In today’s gospel we are reminded that the uniqueness of the Holy Family of Nazareth did not shield them from some of the struggles and dangers that are part of the human condition.  In particular, Matthew’s story which is not found anywhere else in the gospels, tells us that when Jesus was still a toddler, he and his parents, Mary and Joseph, had to flee from Nazareth to Egypt fearing for his safety. We cannot imagine what it must have been like for them to suddenly find themselves having to leave their home and flee to another country not knowing, when, if ever, it would be possible for them to return home in safety. The decision to flee, Matthew tells us, was at the instruction of an angel in a dream.  The instructions are all about the child and his wellbeing and safety which are entrusted to Joseph.   The angel doesn’t hold back and could not be more direct:

“Get up, take the child and his mother with you, and escape into Egypt and stay there until I tell you……”

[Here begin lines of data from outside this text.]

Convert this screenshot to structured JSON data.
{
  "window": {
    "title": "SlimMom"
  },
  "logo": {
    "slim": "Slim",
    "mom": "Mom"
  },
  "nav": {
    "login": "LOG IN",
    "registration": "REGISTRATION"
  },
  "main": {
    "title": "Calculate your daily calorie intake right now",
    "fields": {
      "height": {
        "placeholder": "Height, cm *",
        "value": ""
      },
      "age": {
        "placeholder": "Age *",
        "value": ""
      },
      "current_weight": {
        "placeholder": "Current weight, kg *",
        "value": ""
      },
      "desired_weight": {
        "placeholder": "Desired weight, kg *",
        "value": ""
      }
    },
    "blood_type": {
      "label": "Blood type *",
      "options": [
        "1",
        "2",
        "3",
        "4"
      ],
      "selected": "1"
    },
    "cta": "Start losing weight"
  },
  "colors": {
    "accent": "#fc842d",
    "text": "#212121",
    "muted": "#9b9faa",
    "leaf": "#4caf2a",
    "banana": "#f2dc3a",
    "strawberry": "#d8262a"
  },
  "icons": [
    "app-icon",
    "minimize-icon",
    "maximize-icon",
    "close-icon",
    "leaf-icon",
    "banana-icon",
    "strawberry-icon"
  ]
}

We are not privy to any advice Joseph may, or may not, have been given on how he might support his family in a land he did not know. He just has to trust the angel’s message. Later in the story only when it was considered safe for the family to return home and the child’s safety was assured, Joseph is given further instructions:

“Get up, take the child and his mother with you and go back to the land of Israel, for those who wanted to kill the child are dead.”

The second reflection offered in the readings is that children owe their parents a debt of gratitude. This is beautifully and concretely stated in the first reading by its writer, Ben Sirach.  There we are reminded that honour, respect, sympathy, and kindness should be the attitudes of children towards their parents. The language of Sirach puts flesh, if you like, on the commandment of love and a reminder that the family is where love is made concrete through the words, actions, gestures, and attitudes to those closest to us.

The third aspect of family life expressed in the readings for today’s feast is that of mutual love. Paul writing to the church at Colossae paints a word picture of what a truly Christian family should look like.  The members should be compassionate, kind, gentle and patient. He exhorts them to bear with one another and forgive each other. We all know that there is plenty of opportunity in the family to exercise both! And Paul’s final point here is that the cord that holds all the different aspects of family life together is mutual love.

“Over all these clothes, to hold them together and complete them, put on love.”

In the story of the Holy Family of Nazareth God’s plan was accomplished. This is true of every family. It is in the family that God’s plan for us is worked out most of the time. Perhaps today is an opportunity to reflect on and acknowledge this simple truth.  An invitation, too, for us to be more fully present to each other and for each other in the coming year.

Precious things always need to be guarded and protected.

Bishop Ralph